**WORK REQUIRED:**
Gather, from the data below, each line in which the word "just" occurs.

++++ THE DATA ++++

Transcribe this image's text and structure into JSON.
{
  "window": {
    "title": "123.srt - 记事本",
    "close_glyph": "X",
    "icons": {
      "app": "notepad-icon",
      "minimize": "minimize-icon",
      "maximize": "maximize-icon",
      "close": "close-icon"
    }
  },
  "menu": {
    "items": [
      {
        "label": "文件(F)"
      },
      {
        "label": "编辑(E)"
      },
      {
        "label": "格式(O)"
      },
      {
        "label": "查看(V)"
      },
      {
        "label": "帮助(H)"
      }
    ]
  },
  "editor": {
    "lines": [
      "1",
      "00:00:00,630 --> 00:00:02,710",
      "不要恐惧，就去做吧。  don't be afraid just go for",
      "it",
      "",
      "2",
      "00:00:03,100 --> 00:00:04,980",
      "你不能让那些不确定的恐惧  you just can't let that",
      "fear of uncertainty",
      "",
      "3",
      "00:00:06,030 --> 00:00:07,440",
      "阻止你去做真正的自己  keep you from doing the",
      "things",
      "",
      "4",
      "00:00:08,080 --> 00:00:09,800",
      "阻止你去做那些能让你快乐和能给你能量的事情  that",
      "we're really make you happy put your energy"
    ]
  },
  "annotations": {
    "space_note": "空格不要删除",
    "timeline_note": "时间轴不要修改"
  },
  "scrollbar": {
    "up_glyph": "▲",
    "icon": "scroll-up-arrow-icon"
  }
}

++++

**RESPONSE:**
      "不要恐惧，就去做吧。  don't be afraid just go for",
      "你不能让那些不确定的恐惧  you just can't let that",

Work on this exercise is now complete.